Bringing up Baby unconventionally answers the question “can a baby save a marriage?” or in this case, a yet to be initiated affair?
It’s common knowledge that an ordinary solution to a dysfunctional marriage in some couples is found by bringing to the world a baby, a new responsibility shared by the couple that will hopefully bring them closer together. However, whether this solution actually brings the desired outcome has been heavily debated throughout the years, finding most professionals agreeing that it may not be the most reliable ‘quick fix’. Time to disclose that, in this case, the Baby in question is not a seven pound newborn, rather a six foot leopard who enjoys the song I can’t give you anything but love, hence the name, Baby. The symbolism that connects this rather small feline to a baby savior does not only stand in the name and the subtle reference of a soon-to-be happy household in the title of the song.
David (Cary Grant) is working on bringing a generous donation towards the museum he works for as an old dinosaur bone that completes the project he was working on for 4 years. In the 24 hours preceding his marriage, however, David’s good intentions are consistently derailed by Susan (Katharine Hepburn), a young, chaotic woman who falls madly in love with him. Desperate for his attention, Susan uses Baby as emotional leverage to spend time with David, making him worry about her safety and imposing Baby as a shared responsibility, rather than her own. As David is forced to cater for this huge cat, Susan plots further shenanigans in order to keep David close to her and prevent him from going home and marrying his fiancee.
Bringing up Baby does a fantastic job at mocking traditional romantic dynamics by continuously turning the tables. The relationship that is trying to be saved through an important shared sense of responsibility is not between the betrothed, rather between David and his stalker. Moreover, rather than the man indelicately running after the woman, it is Susan who continuously imposes her presence on her reluctant conquest. The emasculating situationship between the two main characters reaches a climax as their traditional roles appear once and for all officially reversed through David’s unintentional cross-dressing. When asked about the robe, David has an anger burst that leads him to deliver possibly the most famous line from this film: “Because I just went gay, all of a sudden.”. This line was improvised by actor Cary Grant and has been debated as being one of the first times, if not the first time, that the word ‘gay’ was used in a homosexual context onscreen. The film constantly challenges traditional gender norms, successfully questioning the roles that men and women have to strictly fulfill.
If we make an effort to turn a blind eye towards what is clearly an attempt to abduct David and its indisputable problematic connotations, as an audience we are able to appreciate the total descent into chaos that makes this film so unique and, to this day, a great watch.
This screwball comedy maintains a certain standard of comedy throughout the 102 minutes of its running time, as the fast-paced conversations that take place between characters end in unexpected, dry and witty punchlines.
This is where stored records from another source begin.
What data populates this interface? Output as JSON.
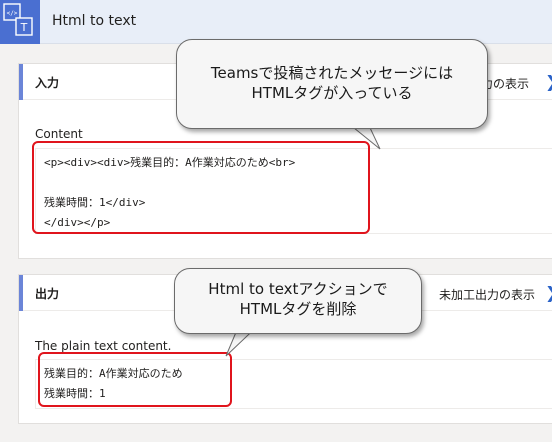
{
  "header": {
    "title": "Html to text",
    "icon": "html-to-text-icon"
  },
  "input_section": {
    "title": "入力",
    "raw_link": "未加工入力の表示",
    "raw_link_visible": "力の表示",
    "field_label": "Content",
    "content_lines": [
      "<p><div><div>残業目的：A作業対応のため<br>",
      "",
      "残業時間：1</div>",
      "</div></p>"
    ]
  },
  "output_section": {
    "title": "出力",
    "raw_link": "未加工出力の表示",
    "field_label": "The plain text content.",
    "content_lines": [
      "残業目的：A作業対応のため",
      "残業時間：1"
    ]
  },
  "callouts": {
    "top": [
      "Teamsで投稿されたメッセージには",
      "HTMLタグが入っている"
    ],
    "bottom": [
      "Html to textアクションで",
      "HTMLタグを削除"
    ]
  },
  "colors": {
    "accent": "#4a6fd1",
    "highlight": "#e0141c",
    "link": "#2b63c8"
  }
}
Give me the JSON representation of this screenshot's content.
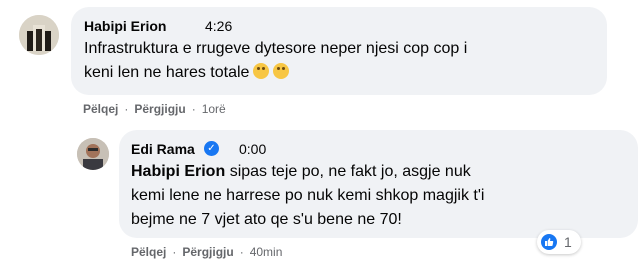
{
  "comments": [
    {
      "author": "Habipi Erion",
      "time": "4:26",
      "text_line1": "Infrastruktura e rrugeve dytesore neper njesi cop cop i",
      "text_line2": "keni len ne hares totale",
      "emojis": [
        "upside-down-face",
        "upside-down-face"
      ],
      "actions": {
        "like": "Pëlqej",
        "reply": "Përgjigju",
        "age": "1orë"
      }
    },
    {
      "author": "Edi Rama",
      "verified": true,
      "time": "0:00",
      "mention": "Habipi Erion",
      "text_line1": "sipas teje po, ne fakt jo, asgje nuk",
      "text_line2": "kemi lene ne harrese po nuk kemi shkop magjik t'i",
      "text_line3": "bejme ne 7 vjet ato qe s'u bene ne 70!",
      "actions": {
        "like": "Pëlqej",
        "reply": "Përgjigju",
        "age": "40min"
      },
      "reactions": {
        "type": "like",
        "count": "1"
      }
    }
  ],
  "colors": {
    "bubble": "#f0f2f5",
    "accent": "#1877f2",
    "secondary_text": "#65676b"
  }
}
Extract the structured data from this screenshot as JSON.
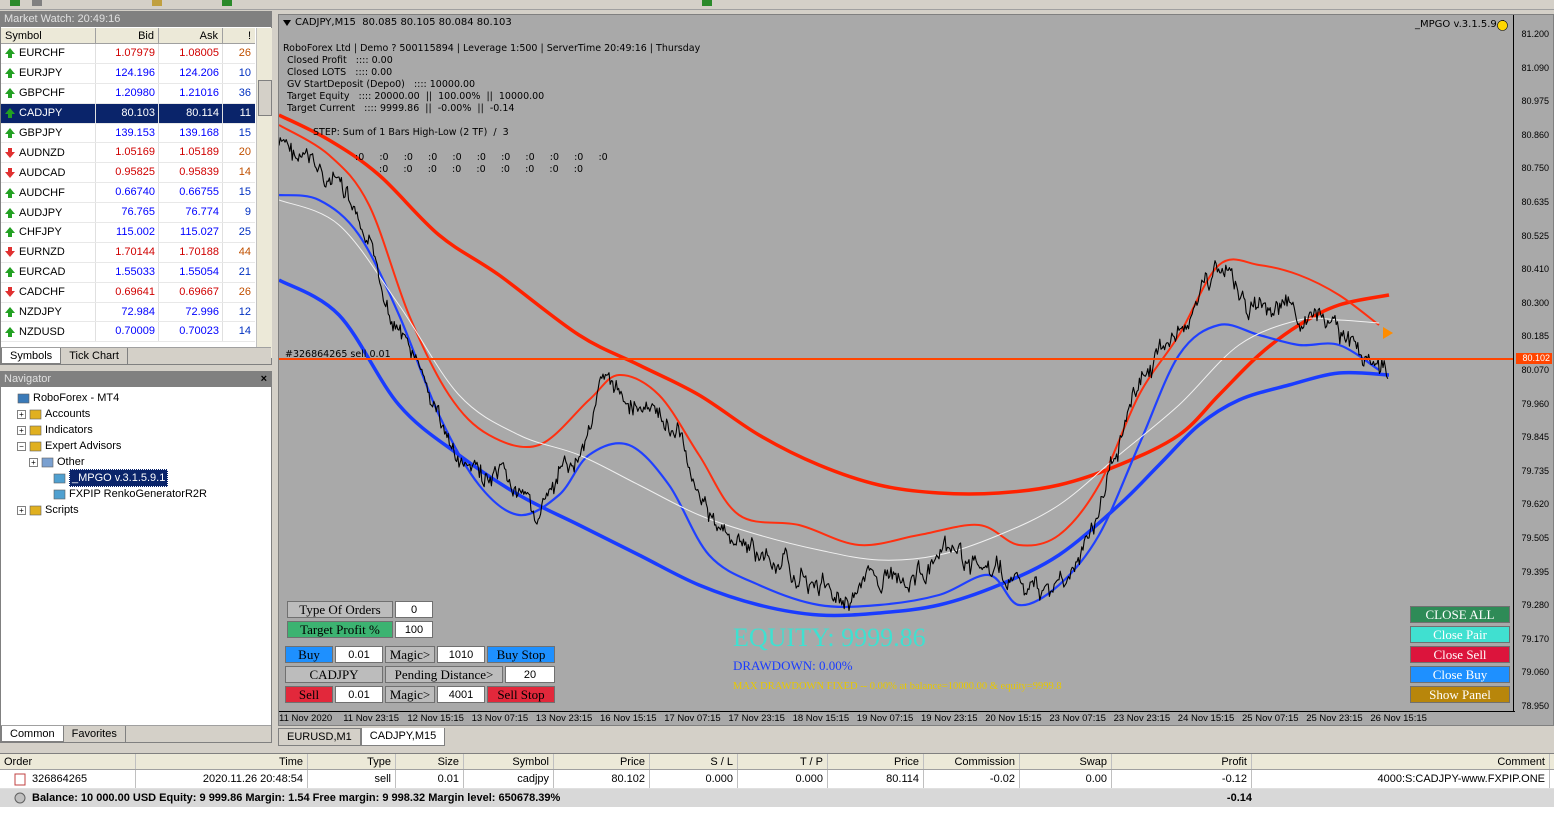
{
  "market_watch": {
    "title": "Market Watch: 20:49:16",
    "columns": [
      "Symbol",
      "Bid",
      "Ask",
      "!"
    ],
    "rows": [
      {
        "symbol": "EURCHF",
        "bid": "1.07979",
        "ask": "1.08005",
        "spread": "26",
        "dir": "up",
        "color": "dn"
      },
      {
        "symbol": "EURJPY",
        "bid": "124.196",
        "ask": "124.206",
        "spread": "10",
        "dir": "up",
        "color": "up"
      },
      {
        "symbol": "GBPCHF",
        "bid": "1.20980",
        "ask": "1.21016",
        "spread": "36",
        "dir": "up",
        "color": "up"
      },
      {
        "symbol": "CADJPY",
        "bid": "80.103",
        "ask": "80.114",
        "spread": "11",
        "dir": "up",
        "color": "sel"
      },
      {
        "symbol": "GBPJPY",
        "bid": "139.153",
        "ask": "139.168",
        "spread": "15",
        "dir": "up",
        "color": "up"
      },
      {
        "symbol": "AUDNZD",
        "bid": "1.05169",
        "ask": "1.05189",
        "spread": "20",
        "dir": "dn",
        "color": "dn"
      },
      {
        "symbol": "AUDCAD",
        "bid": "0.95825",
        "ask": "0.95839",
        "spread": "14",
        "dir": "dn",
        "color": "dn"
      },
      {
        "symbol": "AUDCHF",
        "bid": "0.66740",
        "ask": "0.66755",
        "spread": "15",
        "dir": "up",
        "color": "up"
      },
      {
        "symbol": "AUDJPY",
        "bid": "76.765",
        "ask": "76.774",
        "spread": "9",
        "dir": "up",
        "color": "up"
      },
      {
        "symbol": "CHFJPY",
        "bid": "115.002",
        "ask": "115.027",
        "spread": "25",
        "dir": "up",
        "color": "up"
      },
      {
        "symbol": "EURNZD",
        "bid": "1.70144",
        "ask": "1.70188",
        "spread": "44",
        "dir": "dn",
        "color": "dn"
      },
      {
        "symbol": "EURCAD",
        "bid": "1.55033",
        "ask": "1.55054",
        "spread": "21",
        "dir": "up",
        "color": "up"
      },
      {
        "symbol": "CADCHF",
        "bid": "0.69641",
        "ask": "0.69667",
        "spread": "26",
        "dir": "dn",
        "color": "dn"
      },
      {
        "symbol": "NZDJPY",
        "bid": "72.984",
        "ask": "72.996",
        "spread": "12",
        "dir": "up",
        "color": "up"
      },
      {
        "symbol": "NZDUSD",
        "bid": "0.70009",
        "ask": "0.70023",
        "spread": "14",
        "dir": "up",
        "color": "up"
      }
    ],
    "tabs": [
      "Symbols",
      "Tick Chart"
    ]
  },
  "navigator": {
    "title": "Navigator",
    "items": [
      {
        "label": "RoboForex - MT4",
        "level": 0
      },
      {
        "label": "Accounts",
        "level": 1
      },
      {
        "label": "Indicators",
        "level": 1
      },
      {
        "label": "Expert Advisors",
        "level": 1
      },
      {
        "label": "Other",
        "level": 2
      },
      {
        "label": "_MPGO v.3.1.5.9.1",
        "level": 3
      },
      {
        "label": "FXPIP RenkoGeneratorR2R",
        "level": 3
      },
      {
        "label": "Scripts",
        "level": 1
      }
    ],
    "tabs": [
      "Common",
      "Favorites"
    ]
  },
  "chart": {
    "header": "CADJPY,M15  80.085 80.105 80.084 80.103",
    "ea_name": "_MPGO v.3.1.5.9.1",
    "info_lines": [
      "RoboForex Ltd | Demo ? 500115894 | Leverage 1:500 | ServerTime 20:49:16 | Thursday",
      "Closed Profit   :::: 0.00",
      "Closed LOTS   :::: 0.00",
      "GV StartDeposit (Depo0)   :::: 10000.00",
      "Target Equity   :::: 20000.00  ||  100.00%  ||  10000.00",
      "Target Current   :::: 9999.86  ||  -0.00%  ||  -0.14"
    ],
    "step_line": "STEP: Sum of 1 Bars High-Low (2 TF)  /  3",
    "zero_row1": ":0     :0     :0     :0     :0     :0     :0     :0     :0     :0     :0",
    "zero_row2": ":0     :0     :0     :0     :0     :0     :0     :0     :0",
    "order_label": "#326864265 sell 0.01",
    "price_labels": [
      "81.200",
      "81.090",
      "80.975",
      "80.860",
      "80.750",
      "80.635",
      "80.525",
      "80.410",
      "80.300",
      "80.185",
      "80.070",
      "79.960",
      "79.845",
      "79.735",
      "79.620",
      "79.505",
      "79.395",
      "79.280",
      "79.170",
      "79.060",
      "78.950"
    ],
    "current_price": "80.102",
    "time_labels": [
      "11 Nov 2020",
      "11 Nov 23:15",
      "12 Nov 15:15",
      "13 Nov 07:15",
      "13 Nov 23:15",
      "16 Nov 15:15",
      "17 Nov 07:15",
      "17 Nov 23:15",
      "18 Nov 15:15",
      "19 Nov 07:15",
      "19 Nov 23:15",
      "20 Nov 15:15",
      "23 Nov 07:15",
      "23 Nov 23:15",
      "24 Nov 15:15",
      "25 Nov 07:15",
      "25 Nov 23:15",
      "26 Nov 15:15"
    ],
    "equity": "EQUITY:  9999.86",
    "drawdown": "DRAWDOWN: 0.00%",
    "max_drawdown": "MAX DRAWDOWN FIXED -- 0.00% at balance=10000.00 & equity=9999.8",
    "colors": {
      "red": "#ff2200",
      "blue": "#1a3cff",
      "orange_line": "#ff4500",
      "bg": "#a9a9a9"
    }
  },
  "ea_panel": {
    "type_of_orders_label": "Type Of Orders",
    "type_of_orders_value": "0",
    "target_profit_label": "Target Profit %",
    "target_profit_value": "100",
    "buy_label": "Buy",
    "buy_lot": "0.01",
    "magic_label": "Magic>",
    "buy_magic": "1010",
    "buy_stop_label": "Buy Stop",
    "symbol_label": "CADJPY",
    "pending_label": "Pending Distance>",
    "pending_value": "20",
    "sell_label": "Sell",
    "sell_lot": "0.01",
    "sell_magic": "4001",
    "sell_stop_label": "Sell Stop",
    "close_all": "CLOSE ALL",
    "close_pair": "Close Pair",
    "close_sell": "Close Sell",
    "close_buy": "Close Buy",
    "show_panel": "Show Panel"
  },
  "chart_tabs": [
    "EURUSD,M1",
    "CADJPY,M15"
  ],
  "terminal": {
    "columns": [
      "Order",
      "Time",
      "Type",
      "Size",
      "Symbol",
      "Price",
      "S / L",
      "T / P",
      "Price",
      "Commission",
      "Swap",
      "Profit",
      "Comment"
    ],
    "row": {
      "order": "326864265",
      "time": "2020.11.26 20:48:54",
      "type": "sell",
      "size": "0.01",
      "symbol": "cadjpy",
      "price": "80.102",
      "sl": "0.000",
      "tp": "0.000",
      "price2": "80.114",
      "commission": "-0.02",
      "swap": "0.00",
      "profit": "-0.12",
      "comment": "4000:S:CADJPY-www.FXPIP.ONE"
    },
    "balance_line": "Balance: 10 000.00 USD  Equity: 9 999.86  Margin: 1.54  Free margin: 9 998.32  Margin level: 650678.39%",
    "balance_profit": "-0.14"
  }
}
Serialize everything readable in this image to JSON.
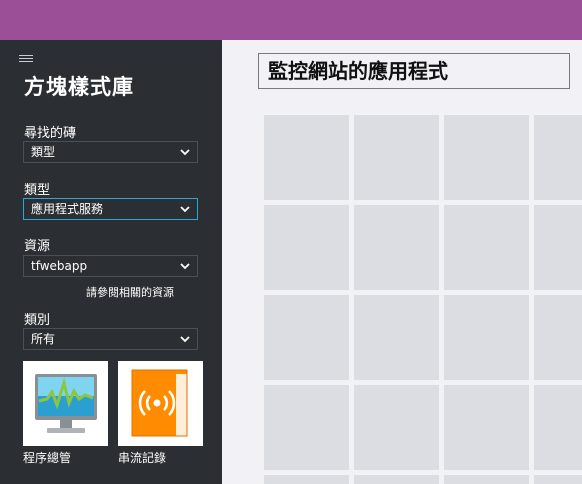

An example of this can be found in Susan’s comment “You’ve just had a bad day, that’s all.” and David’s quick response “That’s a masterpiece of understatement.”. As the articulate vocabulary and fast pace of the dialogue already triggers giggles within the audience, the humorous nature of the film is enhanced by the absurd nature of most of the obstacles faced by David on his journey to get back to his fiancee. Some instances worth mentioning include the dog burying the prescious dinosaur bone, Susan hiding David’s clothes, causing his subsequent cross-dressing, and the ripping of Susan’s dress. However, the most absurd element of the movie is, without doubt, the leopard. Rumor has it that Baby not only constituted an impediment for David’s character, but also for the actor himself. Cary Grant was apparently “terrified” of the leopard, constituting many difficulties during filming. However, this is thoroughly made up for by Katharine Hepburn’s onscreen chemistry with Baby. The actor reportedly enjoyed working with the leopard and was not bothered by the carnivorous nature of the animal. This ultimately appears through the scene that introduces audiences to Baby, as we see Katharine Hepburn comfortably stroking the leopard that gently rubs his body against her leg. Despite the complications due to Cary Grant’s fear, which influenced the amount of scenes he was able to film with the leopard, the animal gains a central role within the film’s plot and is cleverly used as a form of comedic relief time and again.
Returning now back to the initial question, does Baby manage to save this yet to be love story? Despite the association made between the leopard and a baby conceived in order to save a decadent marriage, Baby furthers itself from this affiliation as the film goes on. A human baby is known to create certain complications within a couple’s sex life, whilst felines share a great deal of symbolism with sexual appetite. This surfaces throughout the film as, through Baby, Susan is able to awaken desire and excitement in David’s otherwise, quite frankly, boring life. It is because of this passion that David ultimately chooses Susan over his fiancee, giving Bringing up Baby the awaited happy ending. So, ultimately, don’t try and save your marriage through a baby, but maybe try adopting a leopard.